§ Requirement: In the material below, find each line with the string "screenshot" and copy it.
○ ○ ○ ○
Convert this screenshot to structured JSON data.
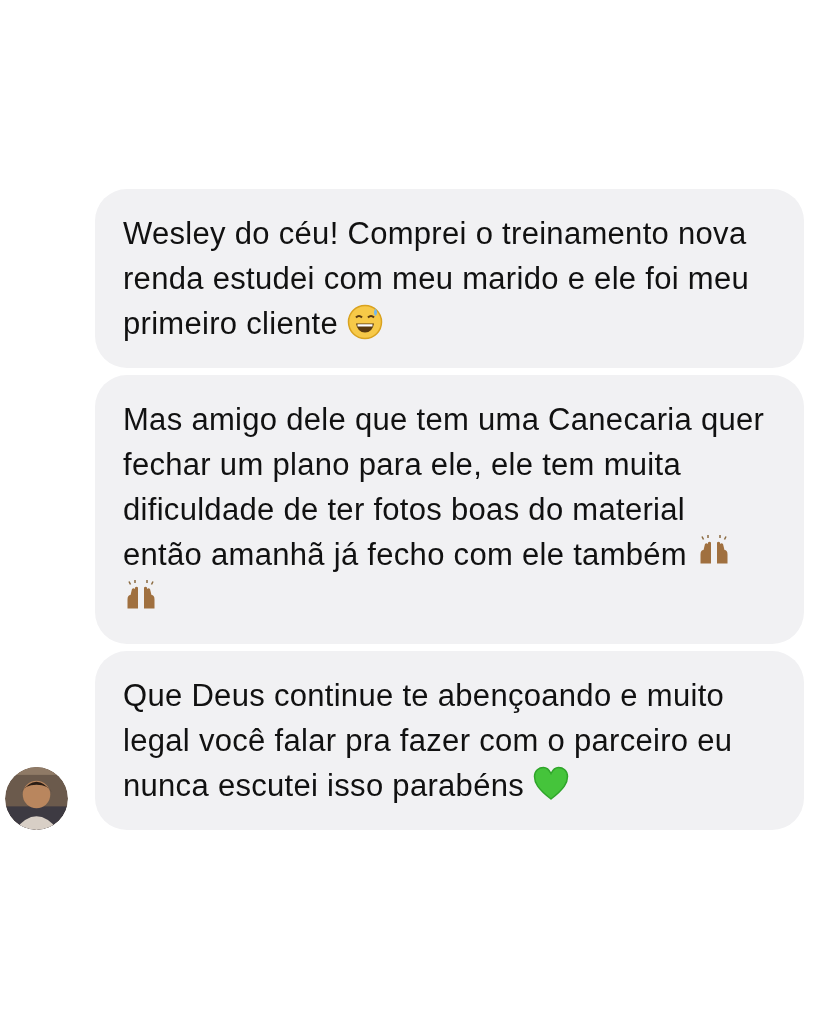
{
  "messages": [
    {
      "text": "Wesley do céu! Comprei o treinamento nova renda estudei com meu marido e ele foi meu primeiro cliente",
      "emojis": [
        {
          "kind": "sweat-smile"
        }
      ]
    },
    {
      "text": "Mas amigo dele que tem uma Canecaria quer fechar um plano para ele, ele tem muita dificuldade de ter fotos boas do material então amanhã já fecho com ele também",
      "emojis": [
        {
          "kind": "raised-hands"
        },
        {
          "kind": "raised-hands"
        }
      ]
    },
    {
      "text": "Que Deus continue te abençoando e muito legal você falar pra fazer com o parceiro eu nunca escutei isso parabéns",
      "emojis": [
        {
          "kind": "green-heart"
        }
      ]
    }
  ]
}
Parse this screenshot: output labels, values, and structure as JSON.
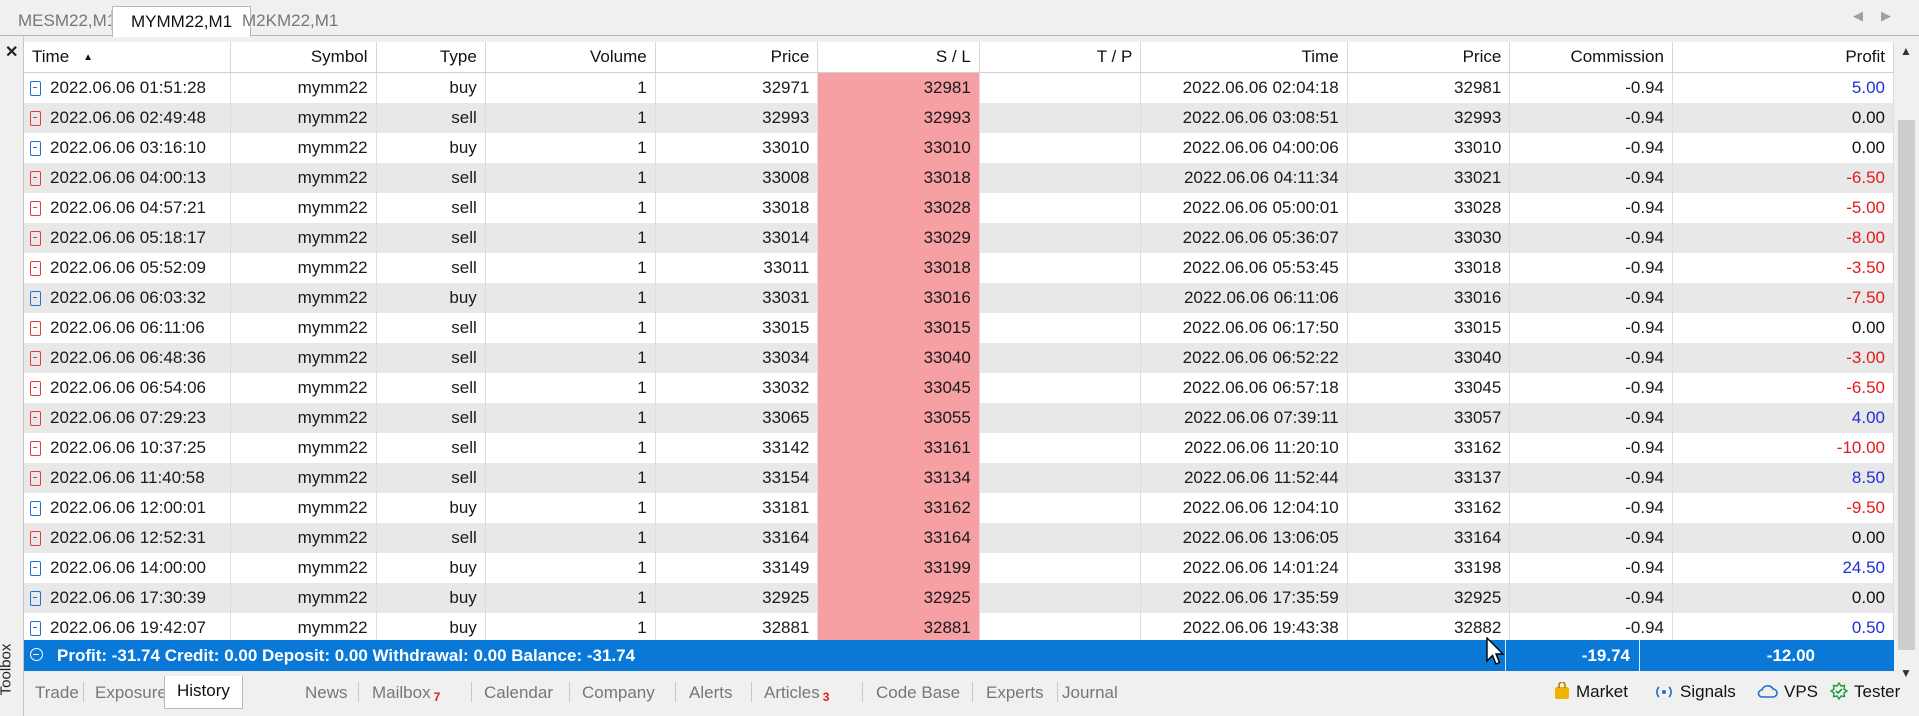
{
  "chart_tabs": [
    "MESM22,M1",
    "MYMM22,M1",
    "M2KM22,M1"
  ],
  "active_chart_tab": "MYMM22,M1",
  "toolbox_label": "Toolbox",
  "columns": {
    "time": "Time",
    "symbol": "Symbol",
    "type": "Type",
    "volume": "Volume",
    "price": "Price",
    "sl": "S / L",
    "tp": "T / P",
    "close_time": "Time",
    "close_price": "Price",
    "commission": "Commission",
    "profit": "Profit"
  },
  "rows": [
    {
      "time": "2022.06.06 01:51:28",
      "symbol": "mymm22",
      "type": "buy",
      "volume": "1",
      "price": "32971",
      "sl": "32981",
      "tp": "",
      "close_time": "2022.06.06 02:04:18",
      "close_price": "32981",
      "commission": "-0.94",
      "profit": "5.00"
    },
    {
      "time": "2022.06.06 02:49:48",
      "symbol": "mymm22",
      "type": "sell",
      "volume": "1",
      "price": "32993",
      "sl": "32993",
      "tp": "",
      "close_time": "2022.06.06 03:08:51",
      "close_price": "32993",
      "commission": "-0.94",
      "profit": "0.00"
    },
    {
      "time": "2022.06.06 03:16:10",
      "symbol": "mymm22",
      "type": "buy",
      "volume": "1",
      "price": "33010",
      "sl": "33010",
      "tp": "",
      "close_time": "2022.06.06 04:00:06",
      "close_price": "33010",
      "commission": "-0.94",
      "profit": "0.00"
    },
    {
      "time": "2022.06.06 04:00:13",
      "symbol": "mymm22",
      "type": "sell",
      "volume": "1",
      "price": "33008",
      "sl": "33018",
      "tp": "",
      "close_time": "2022.06.06 04:11:34",
      "close_price": "33021",
      "commission": "-0.94",
      "profit": "-6.50"
    },
    {
      "time": "2022.06.06 04:57:21",
      "symbol": "mymm22",
      "type": "sell",
      "volume": "1",
      "price": "33018",
      "sl": "33028",
      "tp": "",
      "close_time": "2022.06.06 05:00:01",
      "close_price": "33028",
      "commission": "-0.94",
      "profit": "-5.00"
    },
    {
      "time": "2022.06.06 05:18:17",
      "symbol": "mymm22",
      "type": "sell",
      "volume": "1",
      "price": "33014",
      "sl": "33029",
      "tp": "",
      "close_time": "2022.06.06 05:36:07",
      "close_price": "33030",
      "commission": "-0.94",
      "profit": "-8.00"
    },
    {
      "time": "2022.06.06 05:52:09",
      "symbol": "mymm22",
      "type": "sell",
      "volume": "1",
      "price": "33011",
      "sl": "33018",
      "tp": "",
      "close_time": "2022.06.06 05:53:45",
      "close_price": "33018",
      "commission": "-0.94",
      "profit": "-3.50"
    },
    {
      "time": "2022.06.06 06:03:32",
      "symbol": "mymm22",
      "type": "buy",
      "volume": "1",
      "price": "33031",
      "sl": "33016",
      "tp": "",
      "close_time": "2022.06.06 06:11:06",
      "close_price": "33016",
      "commission": "-0.94",
      "profit": "-7.50"
    },
    {
      "time": "2022.06.06 06:11:06",
      "symbol": "mymm22",
      "type": "sell",
      "volume": "1",
      "price": "33015",
      "sl": "33015",
      "tp": "",
      "close_time": "2022.06.06 06:17:50",
      "close_price": "33015",
      "commission": "-0.94",
      "profit": "0.00"
    },
    {
      "time": "2022.06.06 06:48:36",
      "symbol": "mymm22",
      "type": "sell",
      "volume": "1",
      "price": "33034",
      "sl": "33040",
      "tp": "",
      "close_time": "2022.06.06 06:52:22",
      "close_price": "33040",
      "commission": "-0.94",
      "profit": "-3.00"
    },
    {
      "time": "2022.06.06 06:54:06",
      "symbol": "mymm22",
      "type": "sell",
      "volume": "1",
      "price": "33032",
      "sl": "33045",
      "tp": "",
      "close_time": "2022.06.06 06:57:18",
      "close_price": "33045",
      "commission": "-0.94",
      "profit": "-6.50"
    },
    {
      "time": "2022.06.06 07:29:23",
      "symbol": "mymm22",
      "type": "sell",
      "volume": "1",
      "price": "33065",
      "sl": "33055",
      "tp": "",
      "close_time": "2022.06.06 07:39:11",
      "close_price": "33057",
      "commission": "-0.94",
      "profit": "4.00"
    },
    {
      "time": "2022.06.06 10:37:25",
      "symbol": "mymm22",
      "type": "sell",
      "volume": "1",
      "price": "33142",
      "sl": "33161",
      "tp": "",
      "close_time": "2022.06.06 11:20:10",
      "close_price": "33162",
      "commission": "-0.94",
      "profit": "-10.00"
    },
    {
      "time": "2022.06.06 11:40:58",
      "symbol": "mymm22",
      "type": "sell",
      "volume": "1",
      "price": "33154",
      "sl": "33134",
      "tp": "",
      "close_time": "2022.06.06 11:52:44",
      "close_price": "33137",
      "commission": "-0.94",
      "profit": "8.50"
    },
    {
      "time": "2022.06.06 12:00:01",
      "symbol": "mymm22",
      "type": "buy",
      "volume": "1",
      "price": "33181",
      "sl": "33162",
      "tp": "",
      "close_time": "2022.06.06 12:04:10",
      "close_price": "33162",
      "commission": "-0.94",
      "profit": "-9.50"
    },
    {
      "time": "2022.06.06 12:52:31",
      "symbol": "mymm22",
      "type": "sell",
      "volume": "1",
      "price": "33164",
      "sl": "33164",
      "tp": "",
      "close_time": "2022.06.06 13:06:05",
      "close_price": "33164",
      "commission": "-0.94",
      "profit": "0.00"
    },
    {
      "time": "2022.06.06 14:00:00",
      "symbol": "mymm22",
      "type": "buy",
      "volume": "1",
      "price": "33149",
      "sl": "33199",
      "tp": "",
      "close_time": "2022.06.06 14:01:24",
      "close_price": "33198",
      "commission": "-0.94",
      "profit": "24.50"
    },
    {
      "time": "2022.06.06 17:30:39",
      "symbol": "mymm22",
      "type": "buy",
      "volume": "1",
      "price": "32925",
      "sl": "32925",
      "tp": "",
      "close_time": "2022.06.06 17:35:59",
      "close_price": "32925",
      "commission": "-0.94",
      "profit": "0.00"
    },
    {
      "time": "2022.06.06 19:42:07",
      "symbol": "mymm22",
      "type": "buy",
      "volume": "1",
      "price": "32881",
      "sl": "32881",
      "tp": "",
      "close_time": "2022.06.06 19:43:38",
      "close_price": "32882",
      "commission": "-0.94",
      "profit": "0.50"
    }
  ],
  "summary": {
    "text": "Profit: -31.74  Credit: 0.00  Deposit: 0.00  Withdrawal: 0.00  Balance: -31.74",
    "commission_total": "-19.74",
    "profit_total": "-12.00"
  },
  "bottom_tabs": [
    {
      "label": "Trade"
    },
    {
      "label": "Exposure"
    },
    {
      "label": "History",
      "active": true
    },
    {
      "label": "News"
    },
    {
      "label": "Mailbox",
      "badge": "7"
    },
    {
      "label": "Calendar"
    },
    {
      "label": "Company"
    },
    {
      "label": "Alerts"
    },
    {
      "label": "Articles",
      "badge": "3"
    },
    {
      "label": "Code Base"
    },
    {
      "label": "Experts"
    },
    {
      "label": "Journal"
    }
  ],
  "right_tools": {
    "market": "Market",
    "signals": "Signals",
    "vps": "VPS",
    "tester": "Tester"
  },
  "colors": {
    "summary_bg": "#0a78d7",
    "sl_highlight": "#f6a0a4",
    "profit_positive": "#1f2fd8",
    "profit_negative": "#e21b1b",
    "buy_icon": "#1e6fd0",
    "sell_icon": "#e23b3b"
  }
}
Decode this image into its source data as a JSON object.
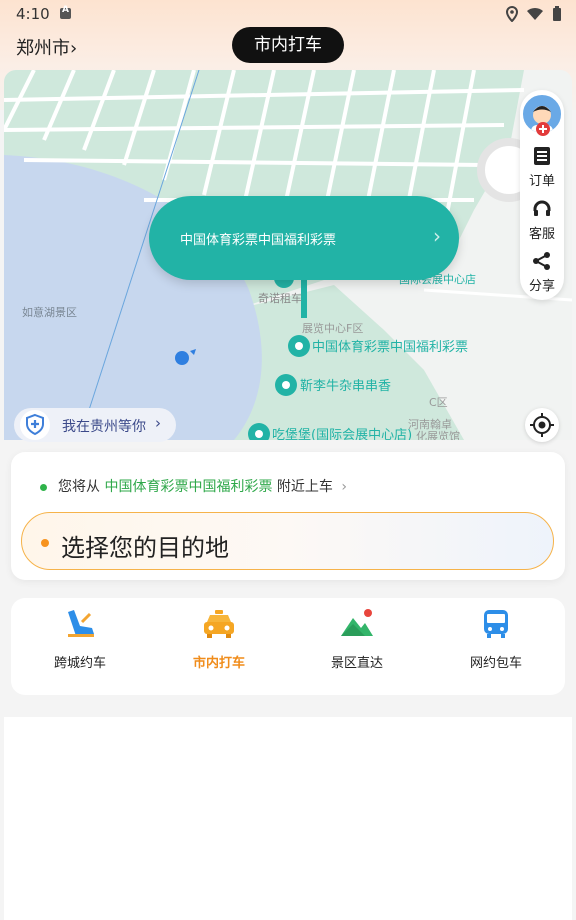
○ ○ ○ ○
§ Result for this exercise:
Convert this screenshot to structured JSON data.
Parse this screenshot: output labels, values, and structure as JSON.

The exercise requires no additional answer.